When Christmas Hurts
If you know anything about me at all, you know that I love Christmas. I love everything about it: the tree, lights, concerts and shows, time with family, good food, and all the holiday activities. However, the last few years have made me see the holidays in a different light. I still love them, but there are moments where I feel less than jolly, or the lights don’t seem quite as bright.
Grief does that. The past few years have brought many trials; from an unexpected passing of a dear family member, mourning infertility, miscarriage, the loss of a child, and so much more.
It’s not always that the holidays bring deep grief, though for some they might. It’s more the seasonal marker of time passing. It’s the reminder of how many Christmases it has been without that family member, that child, that dream; how long since you started waiting, since a major life change, since that diagnosis…you fill in the blank.
It can be hard to walk through the holidays when you feel as though you have to put on a happy face when all you want to do is weep. It’s hard when those around you seemingly forget the hard in the midst of the holiday.
Let me encourage you, friend: you are seen. Not only by me, but also by our Savior. Jesus promises to be close to the brokenhearted (Ps. 34:18), and if that is you, friend, claim that promise! If the holiday season brings tears, let it. Even Jesus wept (John 11).

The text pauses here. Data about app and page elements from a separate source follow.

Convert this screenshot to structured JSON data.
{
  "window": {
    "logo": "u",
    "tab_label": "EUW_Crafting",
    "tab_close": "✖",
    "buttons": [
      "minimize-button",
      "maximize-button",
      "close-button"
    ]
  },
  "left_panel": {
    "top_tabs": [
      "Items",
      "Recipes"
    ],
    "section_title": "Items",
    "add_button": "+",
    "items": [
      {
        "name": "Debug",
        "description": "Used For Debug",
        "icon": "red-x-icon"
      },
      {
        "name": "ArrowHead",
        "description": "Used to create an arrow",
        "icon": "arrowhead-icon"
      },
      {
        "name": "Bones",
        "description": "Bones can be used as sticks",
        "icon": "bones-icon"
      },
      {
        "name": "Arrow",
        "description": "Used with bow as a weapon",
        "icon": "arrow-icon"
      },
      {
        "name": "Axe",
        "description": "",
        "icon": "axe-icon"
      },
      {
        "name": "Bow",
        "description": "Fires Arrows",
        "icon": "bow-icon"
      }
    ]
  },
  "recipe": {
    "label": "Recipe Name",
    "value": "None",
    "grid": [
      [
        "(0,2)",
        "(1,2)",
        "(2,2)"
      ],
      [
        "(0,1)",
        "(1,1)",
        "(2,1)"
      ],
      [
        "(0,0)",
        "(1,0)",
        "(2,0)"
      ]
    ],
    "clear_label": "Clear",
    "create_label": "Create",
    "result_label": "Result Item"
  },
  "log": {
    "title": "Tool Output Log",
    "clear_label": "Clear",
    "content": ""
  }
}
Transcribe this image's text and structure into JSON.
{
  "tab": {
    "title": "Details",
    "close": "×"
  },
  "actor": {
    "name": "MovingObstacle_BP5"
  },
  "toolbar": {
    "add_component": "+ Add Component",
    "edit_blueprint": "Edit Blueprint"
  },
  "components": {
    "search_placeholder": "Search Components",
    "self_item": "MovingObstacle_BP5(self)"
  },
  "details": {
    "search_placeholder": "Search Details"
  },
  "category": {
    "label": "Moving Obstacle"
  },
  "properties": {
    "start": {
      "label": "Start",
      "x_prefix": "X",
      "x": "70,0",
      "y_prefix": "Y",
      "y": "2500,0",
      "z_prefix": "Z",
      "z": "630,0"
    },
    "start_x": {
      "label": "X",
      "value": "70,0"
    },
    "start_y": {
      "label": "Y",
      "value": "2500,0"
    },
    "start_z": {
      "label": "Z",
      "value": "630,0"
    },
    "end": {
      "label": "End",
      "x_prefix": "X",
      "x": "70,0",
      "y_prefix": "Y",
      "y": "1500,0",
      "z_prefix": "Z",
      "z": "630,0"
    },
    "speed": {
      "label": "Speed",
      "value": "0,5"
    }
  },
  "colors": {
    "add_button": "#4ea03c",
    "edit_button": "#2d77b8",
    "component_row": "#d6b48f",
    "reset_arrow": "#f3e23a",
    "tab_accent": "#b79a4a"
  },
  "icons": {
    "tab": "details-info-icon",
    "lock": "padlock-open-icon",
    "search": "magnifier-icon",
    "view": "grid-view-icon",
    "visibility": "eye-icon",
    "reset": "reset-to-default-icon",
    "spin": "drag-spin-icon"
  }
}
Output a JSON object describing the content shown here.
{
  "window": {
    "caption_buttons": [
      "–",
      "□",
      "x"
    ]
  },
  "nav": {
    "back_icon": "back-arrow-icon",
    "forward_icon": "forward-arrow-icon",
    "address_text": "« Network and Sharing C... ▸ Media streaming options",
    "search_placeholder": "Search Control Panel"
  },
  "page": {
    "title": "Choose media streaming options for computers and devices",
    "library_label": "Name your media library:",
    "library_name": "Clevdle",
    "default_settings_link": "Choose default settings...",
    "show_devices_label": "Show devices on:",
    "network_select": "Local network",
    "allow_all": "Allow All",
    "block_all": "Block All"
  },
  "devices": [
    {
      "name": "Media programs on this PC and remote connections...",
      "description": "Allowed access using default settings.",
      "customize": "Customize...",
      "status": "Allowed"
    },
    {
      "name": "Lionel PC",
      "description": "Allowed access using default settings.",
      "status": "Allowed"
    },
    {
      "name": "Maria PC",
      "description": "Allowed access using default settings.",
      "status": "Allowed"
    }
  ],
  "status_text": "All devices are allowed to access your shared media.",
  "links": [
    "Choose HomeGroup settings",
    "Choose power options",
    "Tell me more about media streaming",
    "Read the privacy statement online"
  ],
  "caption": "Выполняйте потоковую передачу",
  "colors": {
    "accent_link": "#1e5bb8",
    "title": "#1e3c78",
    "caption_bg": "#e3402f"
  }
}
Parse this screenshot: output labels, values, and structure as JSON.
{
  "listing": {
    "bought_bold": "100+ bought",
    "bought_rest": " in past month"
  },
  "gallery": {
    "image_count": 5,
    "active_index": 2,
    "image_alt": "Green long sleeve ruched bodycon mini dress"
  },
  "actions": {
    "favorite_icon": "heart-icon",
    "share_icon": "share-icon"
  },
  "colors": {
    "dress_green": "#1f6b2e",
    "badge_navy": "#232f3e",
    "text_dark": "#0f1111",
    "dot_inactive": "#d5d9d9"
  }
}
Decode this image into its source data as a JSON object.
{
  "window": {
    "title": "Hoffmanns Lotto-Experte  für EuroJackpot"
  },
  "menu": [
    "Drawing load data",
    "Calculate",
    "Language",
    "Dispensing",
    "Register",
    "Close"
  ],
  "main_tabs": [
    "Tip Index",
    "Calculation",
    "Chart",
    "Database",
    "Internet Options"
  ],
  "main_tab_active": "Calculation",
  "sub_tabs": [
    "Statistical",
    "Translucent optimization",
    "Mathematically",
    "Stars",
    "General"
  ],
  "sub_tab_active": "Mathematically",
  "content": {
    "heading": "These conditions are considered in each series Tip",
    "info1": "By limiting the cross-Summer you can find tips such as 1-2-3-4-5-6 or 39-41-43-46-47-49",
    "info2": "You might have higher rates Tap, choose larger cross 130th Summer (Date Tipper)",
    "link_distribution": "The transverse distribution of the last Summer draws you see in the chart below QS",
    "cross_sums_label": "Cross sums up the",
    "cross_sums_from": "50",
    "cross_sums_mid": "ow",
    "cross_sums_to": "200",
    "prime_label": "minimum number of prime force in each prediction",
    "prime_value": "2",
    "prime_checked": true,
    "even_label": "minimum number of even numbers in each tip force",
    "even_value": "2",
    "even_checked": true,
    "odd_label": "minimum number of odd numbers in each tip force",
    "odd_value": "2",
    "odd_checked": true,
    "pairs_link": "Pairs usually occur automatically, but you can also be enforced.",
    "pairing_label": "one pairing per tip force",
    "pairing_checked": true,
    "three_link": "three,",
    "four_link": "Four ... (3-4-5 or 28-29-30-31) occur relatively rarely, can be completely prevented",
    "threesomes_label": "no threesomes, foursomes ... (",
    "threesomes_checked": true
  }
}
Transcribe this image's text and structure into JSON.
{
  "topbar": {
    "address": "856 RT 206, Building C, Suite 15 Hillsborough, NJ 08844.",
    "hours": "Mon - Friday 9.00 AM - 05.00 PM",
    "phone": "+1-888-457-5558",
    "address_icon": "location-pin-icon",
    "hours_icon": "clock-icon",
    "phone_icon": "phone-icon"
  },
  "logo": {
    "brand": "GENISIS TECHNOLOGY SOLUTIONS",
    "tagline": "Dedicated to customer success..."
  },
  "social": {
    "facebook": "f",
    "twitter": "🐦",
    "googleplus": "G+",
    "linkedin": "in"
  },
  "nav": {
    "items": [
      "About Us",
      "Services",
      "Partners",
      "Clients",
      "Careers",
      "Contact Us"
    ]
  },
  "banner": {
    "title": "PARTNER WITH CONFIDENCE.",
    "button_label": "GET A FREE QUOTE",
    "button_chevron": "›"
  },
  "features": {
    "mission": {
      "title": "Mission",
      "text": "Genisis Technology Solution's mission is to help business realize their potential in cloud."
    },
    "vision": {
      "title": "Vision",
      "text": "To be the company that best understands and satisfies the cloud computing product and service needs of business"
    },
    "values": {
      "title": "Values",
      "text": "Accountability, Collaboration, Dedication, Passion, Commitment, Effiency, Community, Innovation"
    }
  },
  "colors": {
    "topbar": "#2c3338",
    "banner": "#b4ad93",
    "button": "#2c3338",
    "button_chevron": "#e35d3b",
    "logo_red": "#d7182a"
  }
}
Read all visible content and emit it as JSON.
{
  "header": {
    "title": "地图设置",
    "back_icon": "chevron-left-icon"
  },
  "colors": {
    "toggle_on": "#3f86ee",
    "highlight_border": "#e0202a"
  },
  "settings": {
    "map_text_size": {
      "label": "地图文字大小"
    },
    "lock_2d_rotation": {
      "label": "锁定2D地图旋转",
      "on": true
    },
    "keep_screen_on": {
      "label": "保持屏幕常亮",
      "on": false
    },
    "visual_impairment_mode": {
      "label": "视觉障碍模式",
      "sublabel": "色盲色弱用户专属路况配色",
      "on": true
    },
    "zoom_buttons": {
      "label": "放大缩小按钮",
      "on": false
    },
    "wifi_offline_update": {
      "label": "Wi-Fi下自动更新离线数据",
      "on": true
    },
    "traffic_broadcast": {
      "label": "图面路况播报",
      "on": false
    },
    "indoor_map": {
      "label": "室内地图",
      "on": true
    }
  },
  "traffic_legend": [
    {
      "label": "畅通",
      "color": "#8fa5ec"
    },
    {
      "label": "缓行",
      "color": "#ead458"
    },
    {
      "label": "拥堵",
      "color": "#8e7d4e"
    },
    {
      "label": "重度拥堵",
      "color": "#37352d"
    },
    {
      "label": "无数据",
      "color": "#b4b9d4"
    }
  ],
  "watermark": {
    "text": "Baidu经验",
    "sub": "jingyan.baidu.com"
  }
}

So, if you’re entering this season with an empty chair, an empty womb, or an empty ring finger, call on the Lord, for he promises to be near to all who call on him (Ps. 145:18). But more than that, the Lord promises that one day, he will fix it. God will be with us, and we will be his. He will wipe away every tear, and there will be no more mourning, crying, or pain (Rev. 21:3-4). I don’t know about you, friend, but even in the midst of grief and lament, I find so much joy and hope in that promise.
If you’re with someone who is hurting this Christmas, help them by creating a safe place for them to cry, to lament, to mourn, or to question. God does not call on us to “fix it,” or to point out the silver lining. We do not need to try to put the square peg of happiness and holiday cheer in to the round hole of grief. The hope of the cheerful is not in a Merry Christmas. It is the same as the hope of the grieving, that Christ is coming back to make all wrong things right. So please, do as Paul calls us and weep with those who weep (Rom. 12:15). That may be the best gift you can give them this Christmas.
This holiday season, join me as I remind myself of truth: I am redeemed, I am his, the Lord has called me by name, he is with me, he is my Savior (Isa. 43:1-3), and he will make all things new. With those promises, even through weeping, we can have joy. And just maybe, the lights might seem a little brighter this Christmas.